As a parent, it is important to remember that you play an extremely important role in how your teen feels about his body. You are often a role model and teens learn from the things you say and do. To be a positive role model and to help prevent your teen from developing a negative body image, the National Eating Disorder Association suggests the following:

  • Consider your thoughts, attitudes and behaviors toward your own body and the way that these beliefs have been shaped by the forces of weightism and sexism.
  • Educate your children about the genetic basis for the natural diversity of human body shapes and sizes, and the nature and ugliness of prejudice.
  • Make an effort to maintain positive, healthy attitudes and behaviors.
  • Avoid conveying messages that will lead your teen to believe that he needs to look more like models and fit into smaller clothes.
  • Learn about and discuss with your teen the dangers of trying to alter one’s body shape through dieting, the value of moderate exercise for health, and the importance of eating a variety of foods in well-balanced meals consumed at least three times a day.
  • Make a commitment not to avoid activities (such as swimming, sunbathing, dancing, etc.) simply because they call attention to your weight and shape.

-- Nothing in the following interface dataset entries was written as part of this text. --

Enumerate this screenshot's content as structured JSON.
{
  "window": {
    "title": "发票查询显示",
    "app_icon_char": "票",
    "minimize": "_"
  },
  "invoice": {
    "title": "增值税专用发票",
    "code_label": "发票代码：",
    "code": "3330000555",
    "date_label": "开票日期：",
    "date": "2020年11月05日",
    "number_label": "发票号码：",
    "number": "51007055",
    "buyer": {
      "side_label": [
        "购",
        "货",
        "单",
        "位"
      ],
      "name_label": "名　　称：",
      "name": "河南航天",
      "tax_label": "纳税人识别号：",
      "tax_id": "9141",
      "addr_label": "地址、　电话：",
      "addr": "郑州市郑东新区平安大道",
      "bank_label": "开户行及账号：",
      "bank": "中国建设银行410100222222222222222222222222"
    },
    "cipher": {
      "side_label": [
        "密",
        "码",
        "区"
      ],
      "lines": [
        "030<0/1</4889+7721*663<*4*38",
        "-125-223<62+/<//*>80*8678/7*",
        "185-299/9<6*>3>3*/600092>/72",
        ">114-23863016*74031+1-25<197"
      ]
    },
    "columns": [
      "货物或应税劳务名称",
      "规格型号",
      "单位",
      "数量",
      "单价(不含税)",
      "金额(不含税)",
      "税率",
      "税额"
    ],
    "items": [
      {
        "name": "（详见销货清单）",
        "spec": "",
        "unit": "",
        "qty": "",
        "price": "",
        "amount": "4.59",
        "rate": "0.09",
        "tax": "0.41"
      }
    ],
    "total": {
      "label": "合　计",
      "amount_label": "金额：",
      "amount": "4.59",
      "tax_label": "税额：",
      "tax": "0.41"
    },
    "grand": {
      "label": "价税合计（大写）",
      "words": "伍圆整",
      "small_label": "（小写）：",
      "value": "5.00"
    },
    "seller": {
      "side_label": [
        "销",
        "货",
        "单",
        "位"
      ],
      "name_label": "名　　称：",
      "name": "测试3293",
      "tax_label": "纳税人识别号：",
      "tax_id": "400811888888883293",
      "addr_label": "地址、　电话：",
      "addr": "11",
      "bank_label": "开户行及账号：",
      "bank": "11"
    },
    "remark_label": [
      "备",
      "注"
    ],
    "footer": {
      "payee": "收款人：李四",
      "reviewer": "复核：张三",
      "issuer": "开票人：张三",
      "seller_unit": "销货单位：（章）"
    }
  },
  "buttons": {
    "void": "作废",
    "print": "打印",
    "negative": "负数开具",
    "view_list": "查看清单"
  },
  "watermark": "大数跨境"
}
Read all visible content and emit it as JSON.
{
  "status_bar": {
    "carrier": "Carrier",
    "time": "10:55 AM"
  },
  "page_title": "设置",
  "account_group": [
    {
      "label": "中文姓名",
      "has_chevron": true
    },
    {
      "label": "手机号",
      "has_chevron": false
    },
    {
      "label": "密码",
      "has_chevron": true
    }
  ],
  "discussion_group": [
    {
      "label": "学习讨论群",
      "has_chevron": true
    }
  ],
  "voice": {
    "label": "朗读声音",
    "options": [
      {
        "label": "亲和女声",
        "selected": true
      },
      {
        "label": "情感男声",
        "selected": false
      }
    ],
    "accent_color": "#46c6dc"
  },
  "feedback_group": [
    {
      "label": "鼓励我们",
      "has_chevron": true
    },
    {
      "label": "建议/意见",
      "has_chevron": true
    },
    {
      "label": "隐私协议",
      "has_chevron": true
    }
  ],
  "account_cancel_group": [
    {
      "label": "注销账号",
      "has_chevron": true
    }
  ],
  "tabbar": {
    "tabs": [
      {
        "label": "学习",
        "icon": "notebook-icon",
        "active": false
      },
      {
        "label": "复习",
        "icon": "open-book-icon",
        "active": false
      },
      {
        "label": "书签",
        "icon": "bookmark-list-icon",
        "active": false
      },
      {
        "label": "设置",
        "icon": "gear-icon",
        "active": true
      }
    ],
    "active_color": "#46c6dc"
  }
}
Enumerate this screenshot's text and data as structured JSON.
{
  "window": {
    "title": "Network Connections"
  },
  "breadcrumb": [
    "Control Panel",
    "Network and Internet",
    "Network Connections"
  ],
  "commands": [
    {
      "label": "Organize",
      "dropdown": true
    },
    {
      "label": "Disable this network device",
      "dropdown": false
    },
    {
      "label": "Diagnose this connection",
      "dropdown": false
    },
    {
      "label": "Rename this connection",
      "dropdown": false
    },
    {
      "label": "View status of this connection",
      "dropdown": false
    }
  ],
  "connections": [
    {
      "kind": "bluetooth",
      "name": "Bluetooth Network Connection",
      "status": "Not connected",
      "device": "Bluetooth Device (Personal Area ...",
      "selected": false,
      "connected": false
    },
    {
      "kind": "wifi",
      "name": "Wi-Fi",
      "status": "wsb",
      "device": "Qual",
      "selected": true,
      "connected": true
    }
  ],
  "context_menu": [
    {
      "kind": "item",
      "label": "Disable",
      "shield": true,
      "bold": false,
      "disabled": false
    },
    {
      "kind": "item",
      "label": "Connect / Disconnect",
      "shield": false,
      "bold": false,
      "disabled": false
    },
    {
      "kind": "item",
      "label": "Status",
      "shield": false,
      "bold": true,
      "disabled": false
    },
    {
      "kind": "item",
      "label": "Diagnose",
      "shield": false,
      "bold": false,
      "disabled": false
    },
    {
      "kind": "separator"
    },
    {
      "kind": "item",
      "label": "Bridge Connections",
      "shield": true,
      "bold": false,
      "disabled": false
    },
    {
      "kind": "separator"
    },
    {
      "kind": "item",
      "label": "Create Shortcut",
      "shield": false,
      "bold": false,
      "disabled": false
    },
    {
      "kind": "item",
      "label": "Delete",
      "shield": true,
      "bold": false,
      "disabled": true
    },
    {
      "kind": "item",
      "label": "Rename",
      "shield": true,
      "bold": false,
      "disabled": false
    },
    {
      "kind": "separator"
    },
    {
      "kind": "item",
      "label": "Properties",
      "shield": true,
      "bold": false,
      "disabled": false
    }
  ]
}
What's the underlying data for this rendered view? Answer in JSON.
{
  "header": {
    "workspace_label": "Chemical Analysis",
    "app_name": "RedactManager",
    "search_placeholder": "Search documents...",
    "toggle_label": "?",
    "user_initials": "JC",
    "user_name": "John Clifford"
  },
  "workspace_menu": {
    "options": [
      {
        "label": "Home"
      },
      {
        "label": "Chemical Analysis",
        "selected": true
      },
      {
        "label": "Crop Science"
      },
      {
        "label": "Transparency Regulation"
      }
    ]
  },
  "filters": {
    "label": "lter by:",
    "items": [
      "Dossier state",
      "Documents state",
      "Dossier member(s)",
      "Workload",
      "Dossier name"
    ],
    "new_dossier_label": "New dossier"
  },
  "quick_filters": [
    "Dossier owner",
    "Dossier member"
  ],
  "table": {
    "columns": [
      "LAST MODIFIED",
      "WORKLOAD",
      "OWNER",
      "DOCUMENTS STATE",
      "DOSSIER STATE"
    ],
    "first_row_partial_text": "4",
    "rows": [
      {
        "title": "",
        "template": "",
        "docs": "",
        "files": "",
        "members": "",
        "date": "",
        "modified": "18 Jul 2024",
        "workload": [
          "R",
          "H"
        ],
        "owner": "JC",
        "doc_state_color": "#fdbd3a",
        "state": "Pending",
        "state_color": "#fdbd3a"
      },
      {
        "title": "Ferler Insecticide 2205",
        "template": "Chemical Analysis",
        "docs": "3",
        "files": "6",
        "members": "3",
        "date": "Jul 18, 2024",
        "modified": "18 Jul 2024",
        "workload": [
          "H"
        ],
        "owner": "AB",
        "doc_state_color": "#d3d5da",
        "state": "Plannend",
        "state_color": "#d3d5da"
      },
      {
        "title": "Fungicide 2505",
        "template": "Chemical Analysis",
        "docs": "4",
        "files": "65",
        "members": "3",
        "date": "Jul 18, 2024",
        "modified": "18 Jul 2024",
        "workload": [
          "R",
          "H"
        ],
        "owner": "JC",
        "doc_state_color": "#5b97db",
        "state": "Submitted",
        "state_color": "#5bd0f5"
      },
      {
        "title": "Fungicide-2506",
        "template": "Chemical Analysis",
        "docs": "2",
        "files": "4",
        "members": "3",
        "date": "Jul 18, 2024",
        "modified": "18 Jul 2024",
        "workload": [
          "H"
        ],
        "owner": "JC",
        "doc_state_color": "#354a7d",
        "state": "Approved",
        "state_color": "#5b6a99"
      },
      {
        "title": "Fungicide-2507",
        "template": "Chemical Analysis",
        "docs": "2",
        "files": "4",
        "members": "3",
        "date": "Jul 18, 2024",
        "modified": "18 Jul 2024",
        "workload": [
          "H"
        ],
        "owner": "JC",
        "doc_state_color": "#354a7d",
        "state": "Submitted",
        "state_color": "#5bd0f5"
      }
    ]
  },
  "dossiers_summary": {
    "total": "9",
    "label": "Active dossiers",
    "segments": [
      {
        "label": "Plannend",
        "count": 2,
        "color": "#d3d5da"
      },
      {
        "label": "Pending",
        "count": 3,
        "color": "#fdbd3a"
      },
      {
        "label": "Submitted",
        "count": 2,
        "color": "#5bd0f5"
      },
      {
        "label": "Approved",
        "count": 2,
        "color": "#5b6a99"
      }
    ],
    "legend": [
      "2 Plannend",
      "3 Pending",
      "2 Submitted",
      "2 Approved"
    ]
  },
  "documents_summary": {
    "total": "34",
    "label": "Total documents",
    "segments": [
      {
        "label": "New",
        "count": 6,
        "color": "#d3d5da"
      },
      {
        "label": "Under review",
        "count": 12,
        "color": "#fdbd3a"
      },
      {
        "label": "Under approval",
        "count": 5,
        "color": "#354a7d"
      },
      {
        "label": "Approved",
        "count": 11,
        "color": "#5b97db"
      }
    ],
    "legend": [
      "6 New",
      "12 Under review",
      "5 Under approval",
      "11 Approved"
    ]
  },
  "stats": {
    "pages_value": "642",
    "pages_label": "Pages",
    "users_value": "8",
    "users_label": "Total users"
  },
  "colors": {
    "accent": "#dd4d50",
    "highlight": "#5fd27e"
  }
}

  • Make a commitment to exercise for the joy of feeling your body move and grow stronger, not to purge fat from your body or to compensate for calories eaten.
  • Help children appreciate and resist the ways in which television, magazines and other media distort the true diversity of human body types and imply that a slender body means power, excitement, popularity or perfection.
  • Encourage your children to be active and to enjoy what their bodies can do and feel like. Do not limit their caloric intake unless a physician requests that you do so because of a medical problem.
  • Do whatever you can to promote the self-esteem and self-respect of all of your children in intellectual, athletic and social endeavors. Give boys and girls the same opportunities and encouragement. A well-rounded sense of self and solid self-esteem are perhaps the best antidotes to dangerous dieting and a negative body image.

Chicago Parent
National Eating Disorders Association
University of South Florida